> [Problem to work on]:
Retype the complete listing without any change.
|---|
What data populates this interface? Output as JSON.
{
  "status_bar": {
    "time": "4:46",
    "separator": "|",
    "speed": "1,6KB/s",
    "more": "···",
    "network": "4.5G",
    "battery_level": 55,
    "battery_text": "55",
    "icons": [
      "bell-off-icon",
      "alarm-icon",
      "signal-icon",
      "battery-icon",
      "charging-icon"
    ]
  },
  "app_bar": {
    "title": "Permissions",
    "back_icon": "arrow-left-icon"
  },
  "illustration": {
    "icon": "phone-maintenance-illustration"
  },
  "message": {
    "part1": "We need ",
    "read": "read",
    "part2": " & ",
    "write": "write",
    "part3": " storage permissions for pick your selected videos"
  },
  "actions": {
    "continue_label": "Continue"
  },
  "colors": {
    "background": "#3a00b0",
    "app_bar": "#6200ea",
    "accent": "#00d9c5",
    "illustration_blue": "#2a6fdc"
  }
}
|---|
> [Task answer]:
What data populates this interface? Output as JSON.
{
  "status_bar": {
    "time": "4:46",
    "separator": "|",
    "speed": "1,6KB/s",
    "more": "···",
    "network": "4.5G",
    "battery_level": 55,
    "battery_text": "55",
    "icons": [
      "bell-off-icon",
      "alarm-icon",
      "signal-icon",
      "battery-icon",
      "charging-icon"
    ]
  },
  "app_bar": {
    "title": "Permissions",
    "back_icon": "arrow-left-icon"
  },
  "illustration": {
    "icon": "phone-maintenance-illustration"
  },
  "message": {
    "part1": "We need ",
    "read": "read",
    "part2": " & ",
    "write": "write",
    "part3": " storage permissions for pick your selected videos"
  },
  "actions": {
    "continue_label": "Continue"
  },
  "colors": {
    "background": "#3a00b0",
    "app_bar": "#6200ea",
    "accent": "#00d9c5",
    "illustration_blue": "#2a6fdc"
  }
}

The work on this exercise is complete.